*** LISTED RECORDS

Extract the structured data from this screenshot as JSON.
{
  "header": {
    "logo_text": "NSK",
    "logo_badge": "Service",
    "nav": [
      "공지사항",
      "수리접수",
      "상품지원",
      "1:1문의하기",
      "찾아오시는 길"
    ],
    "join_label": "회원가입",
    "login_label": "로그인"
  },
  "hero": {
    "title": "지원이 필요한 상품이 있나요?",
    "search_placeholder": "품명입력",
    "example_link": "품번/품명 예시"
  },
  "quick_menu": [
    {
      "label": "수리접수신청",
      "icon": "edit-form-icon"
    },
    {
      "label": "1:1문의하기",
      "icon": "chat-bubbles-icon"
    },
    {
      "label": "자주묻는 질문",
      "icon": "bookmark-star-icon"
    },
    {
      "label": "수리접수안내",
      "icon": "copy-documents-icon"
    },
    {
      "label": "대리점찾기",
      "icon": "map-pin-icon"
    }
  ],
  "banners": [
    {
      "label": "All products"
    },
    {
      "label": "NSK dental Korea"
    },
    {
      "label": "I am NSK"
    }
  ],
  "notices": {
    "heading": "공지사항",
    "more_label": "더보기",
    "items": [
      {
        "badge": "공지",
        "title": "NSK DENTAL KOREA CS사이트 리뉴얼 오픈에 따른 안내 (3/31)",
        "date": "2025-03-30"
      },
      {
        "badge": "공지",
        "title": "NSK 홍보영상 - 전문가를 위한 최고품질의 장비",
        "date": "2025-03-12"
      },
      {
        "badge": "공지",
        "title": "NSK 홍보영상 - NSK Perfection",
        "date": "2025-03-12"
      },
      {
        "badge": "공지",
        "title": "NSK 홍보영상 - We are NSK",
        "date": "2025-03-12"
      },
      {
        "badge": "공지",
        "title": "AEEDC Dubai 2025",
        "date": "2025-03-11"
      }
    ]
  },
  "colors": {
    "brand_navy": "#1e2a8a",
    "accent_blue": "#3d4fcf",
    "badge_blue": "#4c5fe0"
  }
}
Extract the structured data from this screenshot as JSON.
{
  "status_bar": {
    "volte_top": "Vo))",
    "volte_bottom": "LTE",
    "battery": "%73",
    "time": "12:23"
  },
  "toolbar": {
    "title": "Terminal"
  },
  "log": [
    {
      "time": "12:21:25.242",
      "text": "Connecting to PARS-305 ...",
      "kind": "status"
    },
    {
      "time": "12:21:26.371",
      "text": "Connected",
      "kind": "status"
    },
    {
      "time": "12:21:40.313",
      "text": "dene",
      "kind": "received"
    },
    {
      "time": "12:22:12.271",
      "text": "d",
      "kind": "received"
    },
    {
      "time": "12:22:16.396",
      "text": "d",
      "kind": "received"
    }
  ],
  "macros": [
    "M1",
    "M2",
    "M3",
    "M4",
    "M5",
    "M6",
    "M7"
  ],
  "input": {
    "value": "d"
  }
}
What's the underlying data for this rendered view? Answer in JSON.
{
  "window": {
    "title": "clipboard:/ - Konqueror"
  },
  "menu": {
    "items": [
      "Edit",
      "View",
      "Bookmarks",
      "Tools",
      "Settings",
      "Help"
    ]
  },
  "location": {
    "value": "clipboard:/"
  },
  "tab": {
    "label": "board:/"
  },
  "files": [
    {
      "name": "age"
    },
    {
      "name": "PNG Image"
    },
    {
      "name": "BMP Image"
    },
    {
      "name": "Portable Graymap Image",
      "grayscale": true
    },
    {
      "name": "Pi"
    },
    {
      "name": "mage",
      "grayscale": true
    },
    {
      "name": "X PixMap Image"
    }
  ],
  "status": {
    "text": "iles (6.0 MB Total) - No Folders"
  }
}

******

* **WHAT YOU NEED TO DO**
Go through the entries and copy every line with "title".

* **ANSWER SPACE**
    "title": "지원이 필요한 상품이 있나요?",
        "title": "NSK DENTAL KOREA CS사이트 리뉴얼 오픈에 따른 안내 (3/31)",
        "title": "NSK 홍보영상 - 전문가를 위한 최고품질의 장비",
        "title": "NSK 홍보영상 - NSK Perfection",
        "title": "NSK 홍보영상 - We are NSK",
        "title": "AEEDC Dubai 2025",
    "title": "Terminal"
    "title": "clipboard:/ - Konqueror"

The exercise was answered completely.